◆ Exercise prompt: Whenever an image turns up, omit it and return the remaining data exactly.

[Page and application data records]
/---

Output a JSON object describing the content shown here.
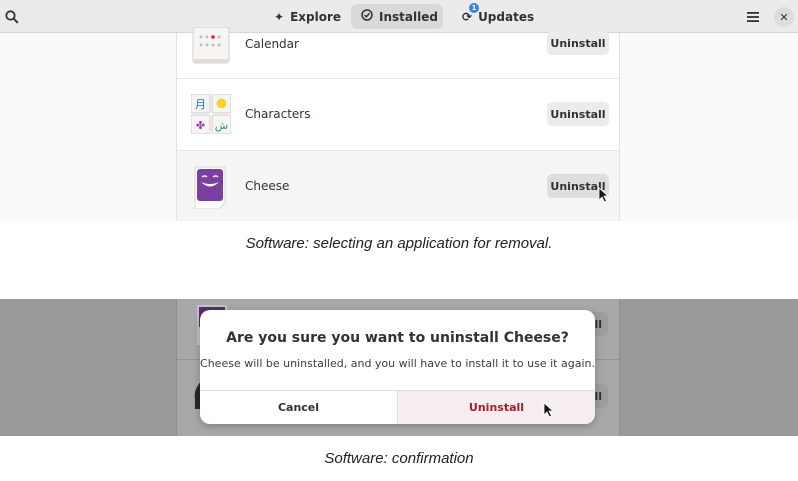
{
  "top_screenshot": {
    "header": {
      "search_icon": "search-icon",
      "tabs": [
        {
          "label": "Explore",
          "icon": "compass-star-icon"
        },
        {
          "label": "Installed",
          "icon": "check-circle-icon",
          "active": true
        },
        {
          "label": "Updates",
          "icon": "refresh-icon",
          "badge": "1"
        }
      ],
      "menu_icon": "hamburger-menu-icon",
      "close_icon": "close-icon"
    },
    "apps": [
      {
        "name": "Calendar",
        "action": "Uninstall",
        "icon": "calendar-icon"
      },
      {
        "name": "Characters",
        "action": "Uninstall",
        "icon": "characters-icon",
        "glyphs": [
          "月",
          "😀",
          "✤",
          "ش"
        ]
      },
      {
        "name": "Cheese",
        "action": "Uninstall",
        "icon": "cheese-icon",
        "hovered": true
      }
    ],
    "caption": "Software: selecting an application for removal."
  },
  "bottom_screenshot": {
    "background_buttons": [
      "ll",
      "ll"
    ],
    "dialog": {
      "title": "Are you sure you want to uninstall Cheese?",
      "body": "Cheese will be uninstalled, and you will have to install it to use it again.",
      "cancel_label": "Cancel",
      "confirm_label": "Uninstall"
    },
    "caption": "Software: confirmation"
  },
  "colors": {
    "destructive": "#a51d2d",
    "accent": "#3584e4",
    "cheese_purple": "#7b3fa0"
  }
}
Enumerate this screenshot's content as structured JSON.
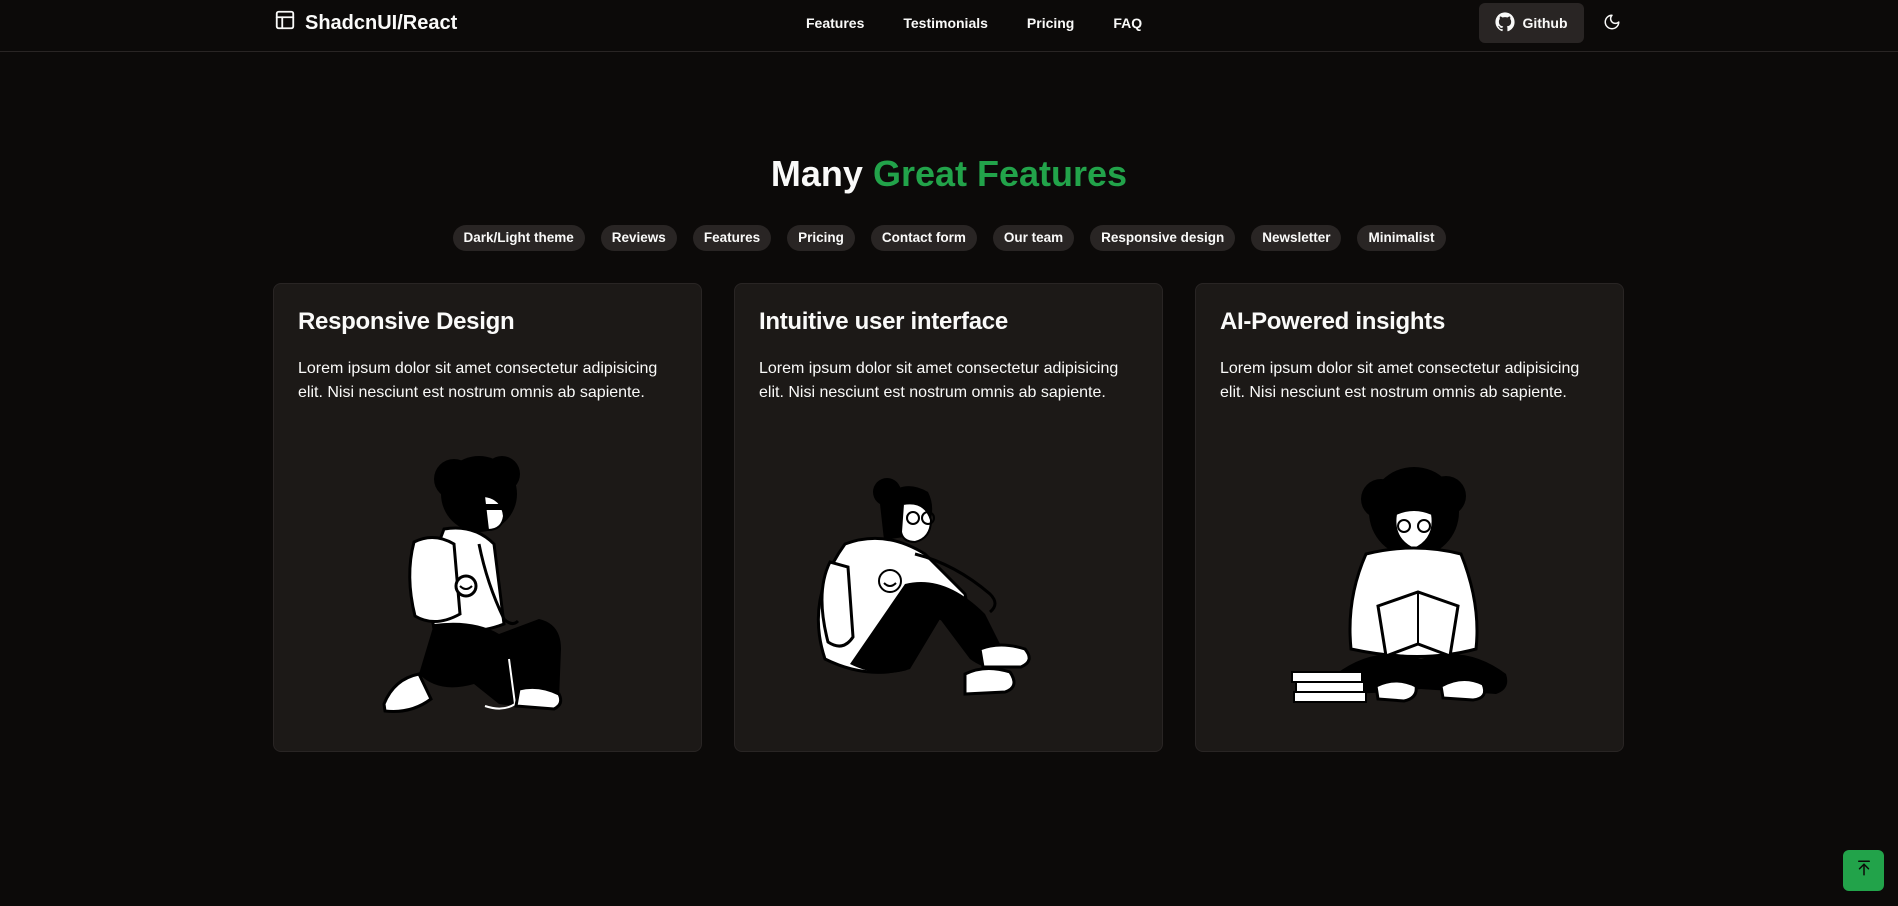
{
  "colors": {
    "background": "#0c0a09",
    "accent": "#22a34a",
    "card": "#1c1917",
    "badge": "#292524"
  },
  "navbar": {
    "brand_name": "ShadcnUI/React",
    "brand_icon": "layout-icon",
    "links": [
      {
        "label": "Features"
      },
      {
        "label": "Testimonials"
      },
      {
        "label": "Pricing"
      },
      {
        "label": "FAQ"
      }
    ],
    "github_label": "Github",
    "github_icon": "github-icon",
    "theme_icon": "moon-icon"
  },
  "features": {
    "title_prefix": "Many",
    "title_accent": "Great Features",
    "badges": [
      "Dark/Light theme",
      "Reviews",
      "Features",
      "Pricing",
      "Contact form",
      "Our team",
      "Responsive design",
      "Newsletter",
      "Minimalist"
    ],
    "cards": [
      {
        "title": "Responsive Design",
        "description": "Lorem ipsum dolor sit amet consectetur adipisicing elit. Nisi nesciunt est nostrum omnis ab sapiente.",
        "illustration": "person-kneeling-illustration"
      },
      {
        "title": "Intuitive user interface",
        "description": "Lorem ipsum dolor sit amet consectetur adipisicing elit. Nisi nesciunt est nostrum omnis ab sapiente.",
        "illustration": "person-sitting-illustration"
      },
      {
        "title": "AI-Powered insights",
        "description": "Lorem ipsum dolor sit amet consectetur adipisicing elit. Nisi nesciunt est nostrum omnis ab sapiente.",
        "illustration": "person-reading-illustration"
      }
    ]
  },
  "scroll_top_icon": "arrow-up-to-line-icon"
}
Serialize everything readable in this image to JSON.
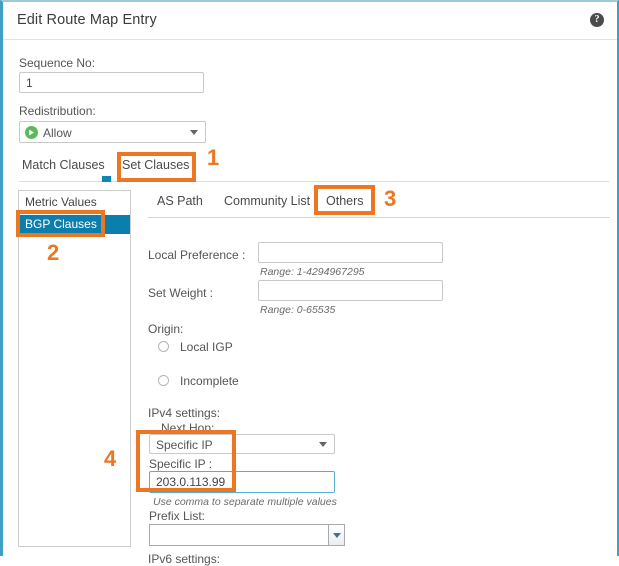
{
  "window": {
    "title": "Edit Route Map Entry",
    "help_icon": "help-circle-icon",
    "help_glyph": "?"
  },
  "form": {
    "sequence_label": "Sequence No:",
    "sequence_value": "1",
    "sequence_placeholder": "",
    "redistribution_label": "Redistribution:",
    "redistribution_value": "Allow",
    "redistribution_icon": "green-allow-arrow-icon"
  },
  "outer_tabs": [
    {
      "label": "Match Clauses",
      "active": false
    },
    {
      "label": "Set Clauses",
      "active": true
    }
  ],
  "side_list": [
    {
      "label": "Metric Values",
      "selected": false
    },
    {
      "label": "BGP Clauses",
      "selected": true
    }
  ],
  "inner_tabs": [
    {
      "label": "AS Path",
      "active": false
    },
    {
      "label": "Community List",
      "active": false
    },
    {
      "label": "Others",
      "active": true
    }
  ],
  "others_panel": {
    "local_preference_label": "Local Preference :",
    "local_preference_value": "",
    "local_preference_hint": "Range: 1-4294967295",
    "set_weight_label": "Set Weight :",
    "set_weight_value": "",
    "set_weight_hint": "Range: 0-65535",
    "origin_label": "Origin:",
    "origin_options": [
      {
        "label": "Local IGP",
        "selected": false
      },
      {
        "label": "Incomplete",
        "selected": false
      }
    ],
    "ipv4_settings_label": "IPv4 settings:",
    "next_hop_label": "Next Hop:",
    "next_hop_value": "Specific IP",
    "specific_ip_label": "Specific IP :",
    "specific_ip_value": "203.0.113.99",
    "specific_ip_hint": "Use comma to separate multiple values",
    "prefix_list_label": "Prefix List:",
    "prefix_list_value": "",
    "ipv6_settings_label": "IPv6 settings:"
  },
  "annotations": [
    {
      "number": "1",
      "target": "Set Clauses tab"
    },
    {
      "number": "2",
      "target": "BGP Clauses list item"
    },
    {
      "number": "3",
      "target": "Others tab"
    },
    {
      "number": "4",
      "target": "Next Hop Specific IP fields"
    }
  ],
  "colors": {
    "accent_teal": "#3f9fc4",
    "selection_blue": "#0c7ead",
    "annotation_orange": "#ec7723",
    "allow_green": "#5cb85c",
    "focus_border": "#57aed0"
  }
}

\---

◆ Answer for this exercise:
Output a JSON object describing the content shown here.
{
  "top_screenshot": {
    "header": {
      "search_icon": "search-icon",
      "tabs": [
        {
          "label": "Explore",
          "icon": "compass-star-icon"
        },
        {
          "label": "Installed",
          "icon": "check-circle-icon",
          "active": true
        },
        {
          "label": "Updates",
          "icon": "refresh-icon",
          "badge": "1"
        }
      ],
      "menu_icon": "hamburger-menu-icon",
      "close_icon": "close-icon"
    },
    "apps": [
      {
        "name": "Calendar",
        "action": "Uninstall",
        "icon": "calendar-icon"
      },
      {
        "name": "Characters",
        "action": "Uninstall",
        "icon": "characters-icon",
        "glyphs": [
          "月",
          "😀",
          "✤",
          "ش"
        ]
      },
      {
        "name": "Cheese",
        "action": "Uninstall",
        "icon": "cheese-icon",
        "hovered": true
      }
    ],
    "caption": "Software: selecting an application for removal."
  },
  "bottom_screenshot": {
    "background_buttons": [
      "ll",
      "ll"
    ],
    "dialog": {
      "title": "Are you sure you want to uninstall Cheese?",
      "body": "Cheese will be uninstalled, and you will have to install it to use it again.",
      "cancel_label": "Cancel",
      "confirm_label": "Uninstall"
    },
    "caption": "Software: confirmation"
  },
  "colors": {
    "destructive": "#a51d2d",
    "accent": "#3584e4",
    "cheese_purple": "#7b3fa0"
  }
}
Enumerate this screenshot's content as structured JSON.
{
  "colors": {
    "background": "#0c0a09",
    "accent": "#22a34a",
    "card": "#1c1917",
    "badge": "#292524"
  },
  "navbar": {
    "brand_name": "ShadcnUI/React",
    "brand_icon": "layout-icon",
    "links": [
      {
        "label": "Features"
      },
      {
        "label": "Testimonials"
      },
      {
        "label": "Pricing"
      },
      {
        "label": "FAQ"
      }
    ],
    "github_label": "Github",
    "github_icon": "github-icon",
    "theme_icon": "moon-icon"
  },
  "features": {
    "title_prefix": "Many",
    "title_accent": "Great Features",
    "badges": [
      "Dark/Light theme",
      "Reviews",
      "Features",
      "Pricing",
      "Contact form",
      "Our team",
      "Responsive design",
      "Newsletter",
      "Minimalist"
    ],
    "cards": [
      {
        "title": "Responsive Design",
        "description": "Lorem ipsum dolor sit amet consectetur adipisicing elit. Nisi nesciunt est nostrum omnis ab sapiente.",
        "illustration": "person-kneeling-illustration"
      },
      {
        "title": "Intuitive user interface",
        "description": "Lorem ipsum dolor sit amet consectetur adipisicing elit. Nisi nesciunt est nostrum omnis ab sapiente.",
        "illustration": "person-sitting-illustration"
      },
      {
        "title": "AI-Powered insights",
        "description": "Lorem ipsum dolor sit amet consectetur adipisicing elit. Nisi nesciunt est nostrum omnis ab sapiente.",
        "illustration": "person-reading-illustration"
      }
    ]
  },
  "scroll_top_icon": "arrow-up-to-line-icon"
}
Serialize everything readable in this image to JSON.
{
  "window": {
    "title": "Edit Route Map Entry",
    "help_icon": "help-circle-icon",
    "help_glyph": "?"
  },
  "form": {
    "sequence_label": "Sequence No:",
    "sequence_value": "1",
    "sequence_placeholder": "",
    "redistribution_label": "Redistribution:",
    "redistribution_value": "Allow",
    "redistribution_icon": "green-allow-arrow-icon"
  },
  "outer_tabs": [
    {
      "label": "Match Clauses",
      "active": false
    },
    {
      "label": "Set Clauses",
      "active": true
    }
  ],
  "side_list": [
    {
      "label": "Metric Values",
      "selected": false
    },
    {
      "label": "BGP Clauses",
      "selected": true
    }
  ],
  "inner_tabs": [
    {
      "label": "AS Path",
      "active": false
    },
    {
      "label": "Community List",
      "active": false
    },
    {
      "label": "Others",
      "active": true
    }
  ],
  "others_panel": {
    "local_preference_label": "Local Preference :",
    "local_preference_value": "",
    "local_preference_hint": "Range: 1-4294967295",
    "set_weight_label": "Set Weight :",
    "set_weight_value": "",
    "set_weight_hint": "Range: 0-65535",
    "origin_label": "Origin:",
    "origin_options": [
      {
        "label": "Local IGP",
        "selected": false
      },
      {
        "label": "Incomplete",
        "selected": false
      }
    ],
    "ipv4_settings_label": "IPv4 settings:",
    "next_hop_label": "Next Hop:",
    "next_hop_value": "Specific IP",
    "specific_ip_label": "Specific IP :",
    "specific_ip_value": "203.0.113.99",
    "specific_ip_hint": "Use comma to separate multiple values",
    "prefix_list_label": "Prefix List:",
    "prefix_list_value": "",
    "ipv6_settings_label": "IPv6 settings:"
  },
  "annotations": [
    {
      "number": "1",
      "target": "Set Clauses tab"
    },
    {
      "number": "2",
      "target": "BGP Clauses list item"
    },
    {
      "number": "3",
      "target": "Others tab"
    },
    {
      "number": "4",
      "target": "Next Hop Specific IP fields"
    }
  ],
  "colors": {
    "accent_teal": "#3f9fc4",
    "selection_blue": "#0c7ead",
    "annotation_orange": "#ec7723",
    "allow_green": "#5cb85c",
    "focus_border": "#57aed0"
  }
}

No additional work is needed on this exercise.